A small secondary canyon ran up toward the ridge from about seventy-five yards to my left, and the next gobble I heard was from up this small cut, but was again closer. I decided to play coy and wait for the birds next move. Five minutes passed and then another gobble rang out directly up the hill above me, perhaps a couple of hundred yards away. Again I peered up the hillside and waited.
It was about this time that I realized that the howling wind had somehow abated momentarily, and with its absence, I suddenly could hear a faint rumbling sound fading in and out from up the hillside. A thrill raced through me as I realized that I was hearing the gobbler's drumming as he ballooned into full strut.
The sound grew louder as I strained to see the bird. Suddenly, there he was, walking from behind a large ponderosa pine. Slowly, he descended the hillside, pausing often to look for the hen he had heard below. Eventually he reached the bottom, fifty yards from me, and began to strut, drum, and gobble back and forth in front of me. I was enthralled by it all and excitedly took in this spectacle that I had waited so long to see take place.
The gobbler moved slowly back and forth for a while, going out of full strut only on occasion to look for the hen he was determined to impress, and never quite closing the distance between us to what I considered a comfortable shooting distance. I was afraid to try to call to him, thinking that the movement needed to work the box would catch his attention and send him scurrying back up the hillside.
Eventually, he tired up waiting, folded up, and started pecking at the ground. Instead of moving closer toward me, he turned and began feeding away. I was at the proverbial "moment of truth". I had to do something or he was going to leave, so I reached down slowly, picked up the box, and softly sent him three yelps.
Immediately, he raised his head and spun around toward the sound, staring intently in my direction. He gobbled magnificently, inflated into strut, and headed back my way. Pirouetting back and forth and slowly moving toward me, he began to cut the distance. Sixty yards....fifty....forty....and on he came in indeterminately slow motion. The show he put on for me was classic. Strutting, gobbling, drumming....the whole works.....and ever so slowly, on he came.
The set-up I had chosen turned out to be perfect. I had climbed into the canopy of pine limbs in such a way that I was quite well hidden from the gobbler, even though I could see through the foliage well enough to get a spectacular view of his courtship ritual. At this point, however, I had become well aware that my options for actually shooting at the bird were somewhat limited. There were only a couple of openings in the screen of limbs through which I could shoot, assuming I could get my gun "poked through" the limbs into one of the openings without spooking the bird.

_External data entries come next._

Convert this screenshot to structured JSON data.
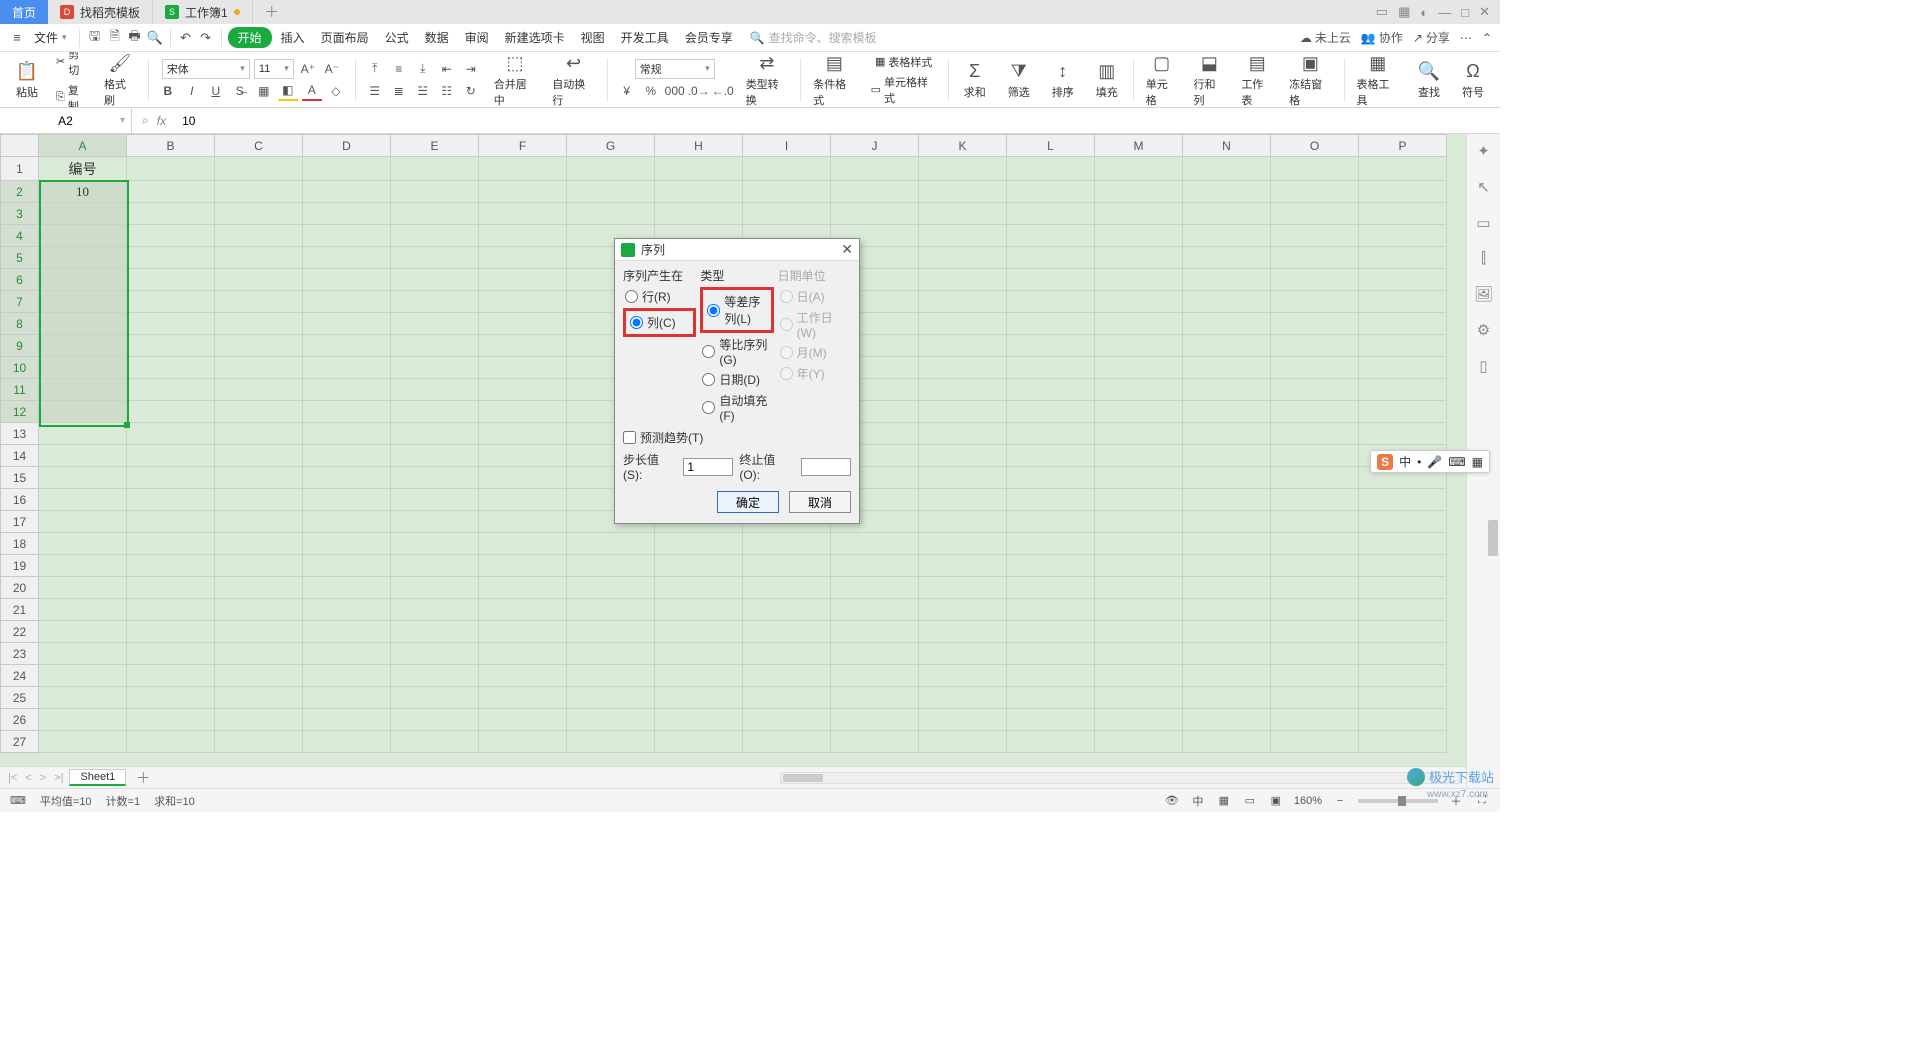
{
  "tabs": {
    "home": "首页",
    "templates": "找稻壳模板",
    "workbook": "工作簿1"
  },
  "menubar": {
    "file": "文件",
    "items": [
      "开始",
      "插入",
      "页面布局",
      "公式",
      "数据",
      "审阅",
      "新建选项卡",
      "视图",
      "开发工具",
      "会员专享"
    ],
    "search_placeholder": "查找命令、搜索模板",
    "unsync": "未上云",
    "coop": "协作",
    "share": "分享"
  },
  "ribbon": {
    "paste": "粘贴",
    "cut": "剪切",
    "copy": "复制",
    "format_painter": "格式刷",
    "font": "宋体",
    "size": "11",
    "merge_center": "合并居中",
    "wrap": "自动换行",
    "number_format": "常规",
    "type_convert": "类型转换",
    "cond_format": "条件格式",
    "table_style": "表格样式",
    "cell_style": "单元格样式",
    "sum": "求和",
    "filter": "筛选",
    "sort": "排序",
    "fill": "填充",
    "cell": "单元格",
    "rowcol": "行和列",
    "worksheet": "工作表",
    "freeze": "冻结窗格",
    "tools": "表格工具",
    "find": "查找",
    "symbol": "符号"
  },
  "namebox": "A2",
  "fx_value": "10",
  "columns": [
    "A",
    "B",
    "C",
    "D",
    "E",
    "F",
    "G",
    "H",
    "I",
    "J",
    "K",
    "L",
    "M",
    "N",
    "O",
    "P"
  ],
  "rows_count": 27,
  "cells": {
    "A1": "编号",
    "A2": "10"
  },
  "dialog": {
    "title": "序列",
    "series_in": "序列产生在",
    "row": "行(R)",
    "col": "列(C)",
    "type": "类型",
    "linear": "等差序列(L)",
    "growth": "等比序列(G)",
    "date": "日期(D)",
    "autofill": "自动填充(F)",
    "date_unit": "日期单位",
    "day": "日(A)",
    "weekday": "工作日(W)",
    "month": "月(M)",
    "year": "年(Y)",
    "trend": "预测趋势(T)",
    "step_label": "步长值(S):",
    "step_value": "1",
    "stop_label": "终止值(O):",
    "stop_value": "",
    "ok": "确定",
    "cancel": "取消"
  },
  "sheet_tab": "Sheet1",
  "status": {
    "avg": "平均值=10",
    "count": "计数=1",
    "sum": "求和=10",
    "zoom": "160%"
  },
  "ime": {
    "lang": "中",
    "punc": "•",
    "mic": "🎤",
    "kb": "⌨",
    "grid": "▦"
  },
  "watermark": {
    "t": "极光下载站",
    "s": "www.xz7.com"
  }
}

Fortunately, beginners luck was finally completely with me, because the gobbler generously decided to stop and strut at fifteen yards with his head right in one of the six-inch-wide openings. It was now or never, so I deliberately brought the Model 12 20 gauge up and over one limb, slid the barrel into the opening above another, centered the bead on his head below a third, and brought the curtain down on the show.

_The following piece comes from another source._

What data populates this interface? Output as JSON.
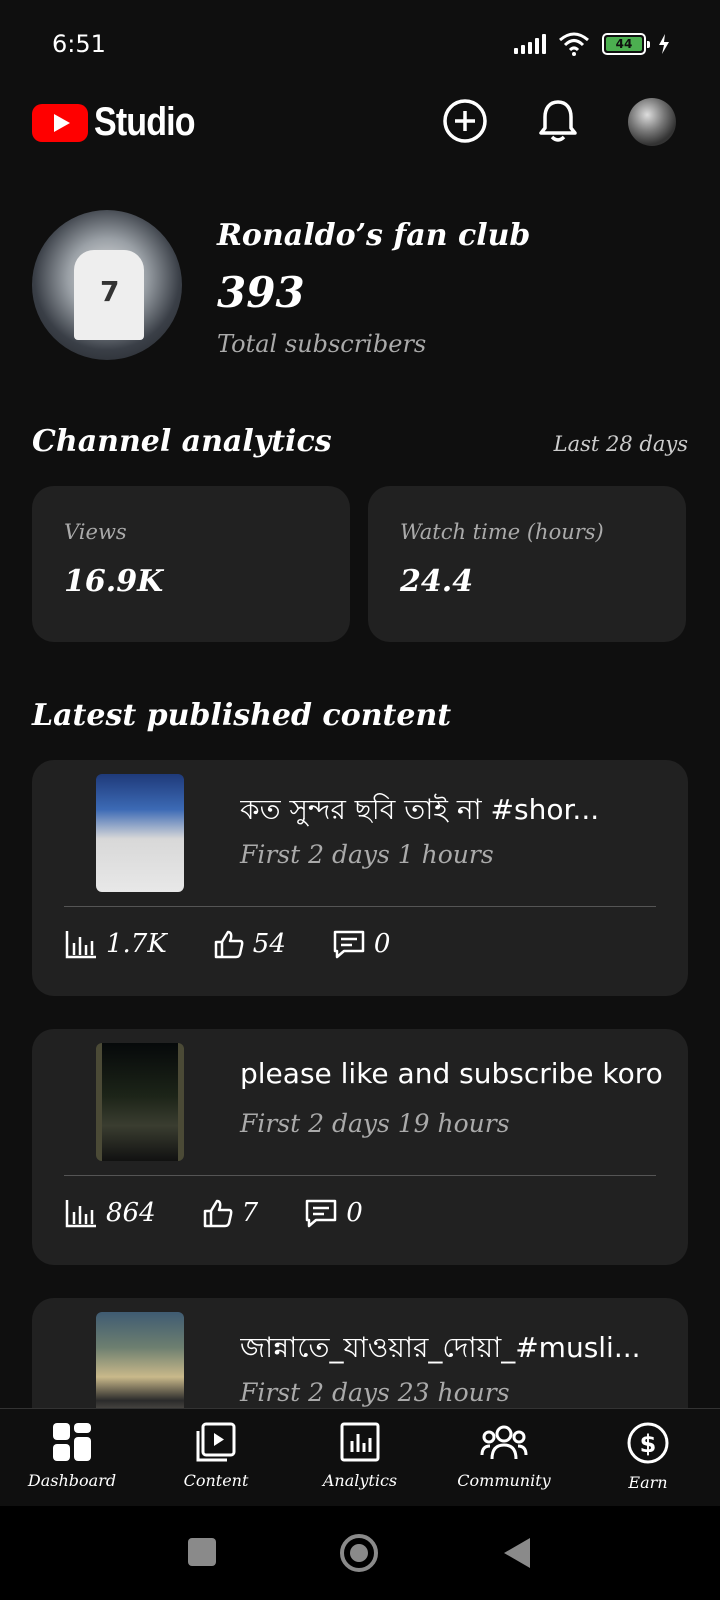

To say I was elated, astonished, and in disbelief would, even to this day, be an understatement. I may have been more thrilled at some point in my life, but I cannot honestly say when it might have been. I don't remember how long I sat an admired that gobbler....the size of the bird, the coloration of the head and feathers, and their iridescence, the beard and spurs...but it was a long time. And when I finally picked him up and headed up the steep canyon and ridge to my car that was parked four miles away, I don't remember that I felt any weight at all.